### [Problem details]
Please go through the records below and return every line holding the word "JSON".

### [Entries supplied]
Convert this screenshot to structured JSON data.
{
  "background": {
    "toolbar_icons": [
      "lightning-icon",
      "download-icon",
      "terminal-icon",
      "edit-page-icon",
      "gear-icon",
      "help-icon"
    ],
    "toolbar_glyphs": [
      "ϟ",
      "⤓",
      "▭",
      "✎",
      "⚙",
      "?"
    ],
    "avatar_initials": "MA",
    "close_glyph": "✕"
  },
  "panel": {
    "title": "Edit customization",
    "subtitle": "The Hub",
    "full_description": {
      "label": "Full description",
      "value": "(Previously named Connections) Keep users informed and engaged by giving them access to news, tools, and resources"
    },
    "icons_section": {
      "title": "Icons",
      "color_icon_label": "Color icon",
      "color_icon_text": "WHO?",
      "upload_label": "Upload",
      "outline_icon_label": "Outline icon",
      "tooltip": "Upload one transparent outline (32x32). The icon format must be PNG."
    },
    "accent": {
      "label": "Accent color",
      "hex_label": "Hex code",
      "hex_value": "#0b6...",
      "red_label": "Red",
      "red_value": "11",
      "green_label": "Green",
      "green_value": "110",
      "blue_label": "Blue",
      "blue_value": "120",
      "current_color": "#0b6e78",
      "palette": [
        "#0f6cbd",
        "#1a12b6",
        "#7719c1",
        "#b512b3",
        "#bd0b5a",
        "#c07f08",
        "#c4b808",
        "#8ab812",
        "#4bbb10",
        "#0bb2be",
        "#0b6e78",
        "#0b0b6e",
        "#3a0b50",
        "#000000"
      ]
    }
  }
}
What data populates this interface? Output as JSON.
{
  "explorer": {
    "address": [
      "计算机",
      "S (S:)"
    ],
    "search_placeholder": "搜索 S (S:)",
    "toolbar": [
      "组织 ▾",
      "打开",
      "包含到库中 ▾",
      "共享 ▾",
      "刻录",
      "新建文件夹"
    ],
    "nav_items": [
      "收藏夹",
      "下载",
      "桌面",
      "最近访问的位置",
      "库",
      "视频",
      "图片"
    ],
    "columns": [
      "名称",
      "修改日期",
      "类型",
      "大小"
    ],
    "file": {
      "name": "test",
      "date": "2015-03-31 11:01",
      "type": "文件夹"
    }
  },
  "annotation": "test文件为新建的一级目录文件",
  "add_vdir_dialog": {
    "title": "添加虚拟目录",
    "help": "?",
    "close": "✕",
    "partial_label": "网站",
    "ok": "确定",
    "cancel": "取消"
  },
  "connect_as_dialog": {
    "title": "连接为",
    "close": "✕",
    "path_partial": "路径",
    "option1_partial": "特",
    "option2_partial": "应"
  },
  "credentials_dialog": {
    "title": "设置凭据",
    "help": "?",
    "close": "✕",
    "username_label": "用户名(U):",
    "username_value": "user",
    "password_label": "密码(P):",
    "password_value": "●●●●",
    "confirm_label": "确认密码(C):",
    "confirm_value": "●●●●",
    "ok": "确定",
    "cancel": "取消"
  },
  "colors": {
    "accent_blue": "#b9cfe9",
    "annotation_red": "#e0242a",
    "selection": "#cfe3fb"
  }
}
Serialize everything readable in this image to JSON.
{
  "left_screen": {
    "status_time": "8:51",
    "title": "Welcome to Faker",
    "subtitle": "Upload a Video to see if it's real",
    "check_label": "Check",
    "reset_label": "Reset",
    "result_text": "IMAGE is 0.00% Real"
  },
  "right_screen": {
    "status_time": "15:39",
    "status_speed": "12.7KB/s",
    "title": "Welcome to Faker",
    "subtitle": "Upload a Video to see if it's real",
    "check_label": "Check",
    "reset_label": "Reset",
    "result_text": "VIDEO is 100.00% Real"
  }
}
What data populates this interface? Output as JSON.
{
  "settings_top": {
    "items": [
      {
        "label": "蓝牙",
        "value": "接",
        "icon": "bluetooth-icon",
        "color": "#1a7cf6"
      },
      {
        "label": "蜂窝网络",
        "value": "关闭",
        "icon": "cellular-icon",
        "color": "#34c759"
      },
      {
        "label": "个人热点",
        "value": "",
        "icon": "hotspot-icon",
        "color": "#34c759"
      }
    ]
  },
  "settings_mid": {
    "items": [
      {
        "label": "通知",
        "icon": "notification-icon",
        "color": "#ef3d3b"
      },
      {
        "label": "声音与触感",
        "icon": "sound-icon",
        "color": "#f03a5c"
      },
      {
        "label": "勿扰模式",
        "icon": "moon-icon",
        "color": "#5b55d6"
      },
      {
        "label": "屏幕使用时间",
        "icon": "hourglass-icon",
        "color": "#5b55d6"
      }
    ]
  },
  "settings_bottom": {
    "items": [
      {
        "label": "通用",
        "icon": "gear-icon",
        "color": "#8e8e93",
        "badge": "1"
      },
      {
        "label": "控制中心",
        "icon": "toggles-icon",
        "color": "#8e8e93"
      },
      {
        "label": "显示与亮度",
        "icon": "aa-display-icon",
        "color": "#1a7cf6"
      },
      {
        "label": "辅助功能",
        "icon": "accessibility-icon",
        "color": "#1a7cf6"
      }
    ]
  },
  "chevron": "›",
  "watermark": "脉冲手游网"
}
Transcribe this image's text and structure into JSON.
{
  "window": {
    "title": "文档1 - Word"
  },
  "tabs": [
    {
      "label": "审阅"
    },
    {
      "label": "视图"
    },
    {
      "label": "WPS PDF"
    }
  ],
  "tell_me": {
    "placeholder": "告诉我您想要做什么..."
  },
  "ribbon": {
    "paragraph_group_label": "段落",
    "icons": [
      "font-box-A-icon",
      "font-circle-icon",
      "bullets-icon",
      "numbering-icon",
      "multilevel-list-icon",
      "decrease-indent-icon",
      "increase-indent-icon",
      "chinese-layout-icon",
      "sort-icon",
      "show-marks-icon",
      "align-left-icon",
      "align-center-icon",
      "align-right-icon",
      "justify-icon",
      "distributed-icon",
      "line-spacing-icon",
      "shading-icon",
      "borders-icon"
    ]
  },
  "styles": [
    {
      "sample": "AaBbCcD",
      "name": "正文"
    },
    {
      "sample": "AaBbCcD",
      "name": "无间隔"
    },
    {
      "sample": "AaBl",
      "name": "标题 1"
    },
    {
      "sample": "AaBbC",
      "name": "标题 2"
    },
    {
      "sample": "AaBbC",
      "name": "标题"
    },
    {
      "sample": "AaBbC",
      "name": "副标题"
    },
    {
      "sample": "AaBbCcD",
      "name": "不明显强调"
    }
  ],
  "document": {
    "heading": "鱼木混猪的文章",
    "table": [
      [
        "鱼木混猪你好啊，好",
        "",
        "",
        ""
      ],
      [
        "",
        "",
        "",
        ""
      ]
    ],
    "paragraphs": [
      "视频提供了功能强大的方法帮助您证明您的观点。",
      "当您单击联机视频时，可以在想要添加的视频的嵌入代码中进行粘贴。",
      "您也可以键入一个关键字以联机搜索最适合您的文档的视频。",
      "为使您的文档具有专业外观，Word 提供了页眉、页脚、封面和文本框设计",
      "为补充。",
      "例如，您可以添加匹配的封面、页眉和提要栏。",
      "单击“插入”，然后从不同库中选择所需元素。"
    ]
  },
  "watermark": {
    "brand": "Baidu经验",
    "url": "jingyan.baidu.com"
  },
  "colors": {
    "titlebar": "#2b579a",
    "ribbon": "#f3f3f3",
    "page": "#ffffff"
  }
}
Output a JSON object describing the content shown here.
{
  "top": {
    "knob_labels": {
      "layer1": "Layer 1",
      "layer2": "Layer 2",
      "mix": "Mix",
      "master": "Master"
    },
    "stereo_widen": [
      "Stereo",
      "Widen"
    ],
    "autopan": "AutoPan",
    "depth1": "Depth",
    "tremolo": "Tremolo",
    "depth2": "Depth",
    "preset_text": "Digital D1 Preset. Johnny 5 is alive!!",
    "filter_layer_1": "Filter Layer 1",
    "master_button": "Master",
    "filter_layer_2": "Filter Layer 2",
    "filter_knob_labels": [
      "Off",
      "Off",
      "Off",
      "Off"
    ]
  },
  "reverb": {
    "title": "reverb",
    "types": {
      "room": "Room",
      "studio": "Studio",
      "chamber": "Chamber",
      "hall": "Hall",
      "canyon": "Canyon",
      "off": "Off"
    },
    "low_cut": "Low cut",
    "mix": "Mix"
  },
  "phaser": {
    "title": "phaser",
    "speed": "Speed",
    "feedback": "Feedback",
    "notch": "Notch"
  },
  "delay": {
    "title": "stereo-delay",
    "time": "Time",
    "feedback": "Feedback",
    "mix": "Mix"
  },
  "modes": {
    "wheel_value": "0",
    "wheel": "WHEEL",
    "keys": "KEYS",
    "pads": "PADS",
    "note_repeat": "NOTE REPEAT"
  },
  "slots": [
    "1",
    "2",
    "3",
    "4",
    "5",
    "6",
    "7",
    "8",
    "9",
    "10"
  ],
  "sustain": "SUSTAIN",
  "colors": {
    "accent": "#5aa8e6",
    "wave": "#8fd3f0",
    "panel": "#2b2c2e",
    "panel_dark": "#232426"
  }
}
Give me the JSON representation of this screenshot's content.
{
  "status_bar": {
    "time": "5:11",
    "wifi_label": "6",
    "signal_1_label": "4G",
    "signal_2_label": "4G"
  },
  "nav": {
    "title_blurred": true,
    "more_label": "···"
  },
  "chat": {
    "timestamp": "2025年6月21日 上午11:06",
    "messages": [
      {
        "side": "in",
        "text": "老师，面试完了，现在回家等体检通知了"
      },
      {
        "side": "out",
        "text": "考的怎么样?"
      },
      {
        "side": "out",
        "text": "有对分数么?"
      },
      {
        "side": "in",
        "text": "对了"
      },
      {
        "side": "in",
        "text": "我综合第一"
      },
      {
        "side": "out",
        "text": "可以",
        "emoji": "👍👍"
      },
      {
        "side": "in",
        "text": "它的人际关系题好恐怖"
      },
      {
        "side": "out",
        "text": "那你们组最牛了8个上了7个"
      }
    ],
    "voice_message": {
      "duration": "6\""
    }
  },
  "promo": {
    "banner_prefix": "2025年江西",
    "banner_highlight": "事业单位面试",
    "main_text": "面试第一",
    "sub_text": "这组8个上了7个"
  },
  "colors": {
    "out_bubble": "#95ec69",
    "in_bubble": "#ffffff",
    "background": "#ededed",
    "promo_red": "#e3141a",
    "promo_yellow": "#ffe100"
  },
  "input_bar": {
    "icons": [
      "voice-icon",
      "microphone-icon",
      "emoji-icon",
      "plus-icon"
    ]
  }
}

### [Written response]
Convert this screenshot to structured JSON data.
What data populates this interface? Output as JSON.
Serialize everything readable in this image to JSON.
What data populates this interface? Output as JSON.
Transcribe this image's text and structure into JSON.
Output a JSON object describing the content shown here.
Give me the JSON representation of this screenshot's content.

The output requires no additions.